━━━ SUPPLIED MATERIAL

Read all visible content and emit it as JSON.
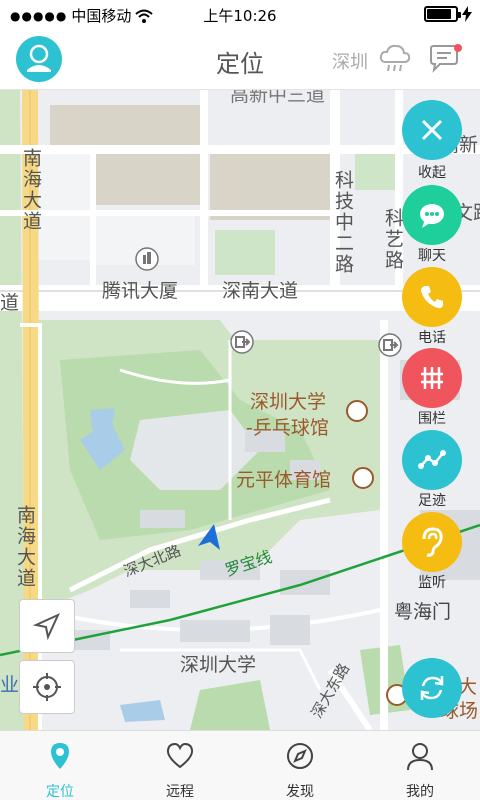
{
  "status_bar": {
    "carrier": "中国移动",
    "time": "上午10:26",
    "signal_icon": "signal-dots-icon",
    "wifi_icon": "wifi-icon",
    "battery_level": 0.85,
    "charging_icon": "lightning-icon"
  },
  "nav": {
    "title": "定位",
    "city": "深圳",
    "weather_icon": "cloud-rain-icon",
    "avatar_icon": "avatar-icon",
    "message_icon": "message-icon",
    "has_notification": true
  },
  "map": {
    "labels": {
      "tencent": "腾讯大厦",
      "shennan": "深南大道",
      "nanhai_top": "南海大道",
      "nanhai_bottom": "南海大道",
      "dao_left": "道",
      "keji": "科技中二路",
      "keyi": "科艺路",
      "gaoxin_right": "高新",
      "wendao": "文路",
      "top_road": "高新中三道",
      "szu_pingpong_1": "深圳大学",
      "szu_pingpong_2": "-乒乓球馆",
      "yuanping": "元平体育馆",
      "shenda_north": "深大北路",
      "luobao": "罗宝线",
      "yuehaimen": "粤海门",
      "szu": "深圳大学",
      "shenda_east": "深大东路",
      "ye_left": "业",
      "right_partial_1": "大",
      "right_partial_2": "球场"
    },
    "line_color": "#1fa23a",
    "location_arrow_color": "#1c6fd6"
  },
  "side_buttons": [
    {
      "label": "收起",
      "icon": "close-icon",
      "color": "#2cc2d1"
    },
    {
      "label": "聊天",
      "icon": "chat-icon",
      "color": "#1fcf9b"
    },
    {
      "label": "电话",
      "icon": "phone-icon",
      "color": "#f5bd12"
    },
    {
      "label": "围栏",
      "icon": "fence-icon",
      "color": "#f0555d"
    },
    {
      "label": "足迹",
      "icon": "track-icon",
      "color": "#2cc2d1"
    },
    {
      "label": "监听",
      "icon": "ear-icon",
      "color": "#f5bd12"
    }
  ],
  "refresh_icon": "refresh-icon",
  "map_tools": {
    "navigate_icon": "navigate-icon",
    "locate_icon": "locate-icon"
  },
  "tabs": [
    {
      "label": "定位",
      "icon": "location-pin-icon",
      "active": true
    },
    {
      "label": "远程",
      "icon": "heart-icon",
      "active": false
    },
    {
      "label": "发现",
      "icon": "compass-icon",
      "active": false
    },
    {
      "label": "我的",
      "icon": "user-icon",
      "active": false
    }
  ],
  "colors": {
    "accent": "#2cc2d1"
  }
}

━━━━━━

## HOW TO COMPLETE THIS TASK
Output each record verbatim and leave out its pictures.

## RESPONSE
Read all visible content and emit it as JSON.
{
  "status_bar": {
    "carrier": "中国移动",
    "time": "上午10:26",
    "signal_icon": "signal-dots-icon",
    "wifi_icon": "wifi-icon",
    "battery_level": 0.85,
    "charging_icon": "lightning-icon"
  },
  "nav": {
    "title": "定位",
    "city": "深圳",
    "weather_icon": "cloud-rain-icon",
    "avatar_icon": "avatar-icon",
    "message_icon": "message-icon",
    "has_notification": true
  },
  "map": {
    "labels": {
      "tencent": "腾讯大厦",
      "shennan": "深南大道",
      "nanhai_top": "南海大道",
      "nanhai_bottom": "南海大道",
      "dao_left": "道",
      "keji": "科技中二路",
      "keyi": "科艺路",
      "gaoxin_right": "高新",
      "wendao": "文路",
      "top_road": "高新中三道",
      "szu_pingpong_1": "深圳大学",
      "szu_pingpong_2": "-乒乓球馆",
      "yuanping": "元平体育馆",
      "shenda_north": "深大北路",
      "luobao": "罗宝线",
      "yuehaimen": "粤海门",
      "szu": "深圳大学",
      "shenda_east": "深大东路",
      "ye_left": "业",
      "right_partial_1": "大",
      "right_partial_2": "球场"
    },
    "line_color": "#1fa23a",
    "location_arrow_color": "#1c6fd6"
  },
  "side_buttons": [
    {
      "label": "收起",
      "icon": "close-icon",
      "color": "#2cc2d1"
    },
    {
      "label": "聊天",
      "icon": "chat-icon",
      "color": "#1fcf9b"
    },
    {
      "label": "电话",
      "icon": "phone-icon",
      "color": "#f5bd12"
    },
    {
      "label": "围栏",
      "icon": "fence-icon",
      "color": "#f0555d"
    },
    {
      "label": "足迹",
      "icon": "track-icon",
      "color": "#2cc2d1"
    },
    {
      "label": "监听",
      "icon": "ear-icon",
      "color": "#f5bd12"
    }
  ],
  "refresh_icon": "refresh-icon",
  "map_tools": {
    "navigate_icon": "navigate-icon",
    "locate_icon": "locate-icon"
  },
  "tabs": [
    {
      "label": "定位",
      "icon": "location-pin-icon",
      "active": true
    },
    {
      "label": "远程",
      "icon": "heart-icon",
      "active": false
    },
    {
      "label": "发现",
      "icon": "compass-icon",
      "active": false
    },
    {
      "label": "我的",
      "icon": "user-icon",
      "active": false
    }
  ],
  "colors": {
    "accent": "#2cc2d1"
  }
}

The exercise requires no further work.